Find and copy each line of the records where the string "stack" shows up.
━━━ Data for review
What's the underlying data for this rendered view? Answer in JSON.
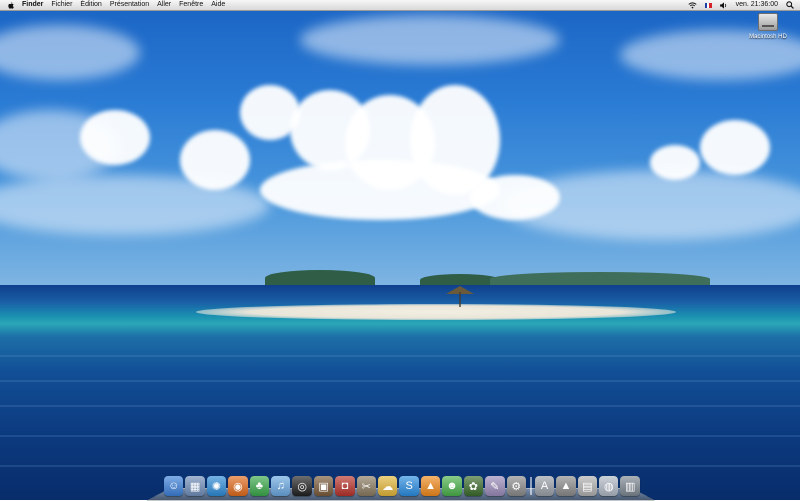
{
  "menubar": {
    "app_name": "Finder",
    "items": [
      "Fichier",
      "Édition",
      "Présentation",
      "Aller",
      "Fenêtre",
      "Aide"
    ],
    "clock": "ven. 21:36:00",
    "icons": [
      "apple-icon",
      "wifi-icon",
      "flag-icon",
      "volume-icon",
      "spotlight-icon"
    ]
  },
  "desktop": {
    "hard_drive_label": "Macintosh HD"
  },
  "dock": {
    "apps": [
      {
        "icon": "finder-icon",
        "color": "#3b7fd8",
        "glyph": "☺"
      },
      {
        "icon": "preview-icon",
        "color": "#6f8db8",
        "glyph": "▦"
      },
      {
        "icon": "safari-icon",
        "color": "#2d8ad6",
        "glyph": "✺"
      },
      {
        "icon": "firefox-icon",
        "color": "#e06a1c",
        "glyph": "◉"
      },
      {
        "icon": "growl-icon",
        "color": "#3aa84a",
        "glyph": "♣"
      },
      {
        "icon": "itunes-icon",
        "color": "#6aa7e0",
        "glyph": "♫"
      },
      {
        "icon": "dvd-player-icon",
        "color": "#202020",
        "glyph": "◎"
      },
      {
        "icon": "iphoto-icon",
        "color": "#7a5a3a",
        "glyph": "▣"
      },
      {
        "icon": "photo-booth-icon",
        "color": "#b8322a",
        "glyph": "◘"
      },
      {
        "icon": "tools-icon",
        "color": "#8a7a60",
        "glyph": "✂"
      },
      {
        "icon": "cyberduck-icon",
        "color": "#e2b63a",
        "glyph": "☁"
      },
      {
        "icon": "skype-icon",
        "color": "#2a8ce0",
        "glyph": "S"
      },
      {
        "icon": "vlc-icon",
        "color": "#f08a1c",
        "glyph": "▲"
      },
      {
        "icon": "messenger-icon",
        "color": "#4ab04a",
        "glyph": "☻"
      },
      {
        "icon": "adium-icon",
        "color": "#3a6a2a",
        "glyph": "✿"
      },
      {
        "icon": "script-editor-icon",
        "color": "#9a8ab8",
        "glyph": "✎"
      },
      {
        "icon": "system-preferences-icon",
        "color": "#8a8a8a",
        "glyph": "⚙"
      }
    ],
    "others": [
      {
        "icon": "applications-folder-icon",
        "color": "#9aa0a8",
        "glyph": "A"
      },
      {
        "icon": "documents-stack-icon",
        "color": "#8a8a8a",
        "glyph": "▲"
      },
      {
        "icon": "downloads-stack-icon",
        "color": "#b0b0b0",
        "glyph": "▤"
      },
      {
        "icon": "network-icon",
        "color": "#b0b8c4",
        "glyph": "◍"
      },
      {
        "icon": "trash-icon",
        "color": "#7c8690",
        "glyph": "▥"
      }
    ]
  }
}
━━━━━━
▸ **Output for this task**:
        "icon": "documents-stack-icon",
        "icon": "downloads-stack-icon",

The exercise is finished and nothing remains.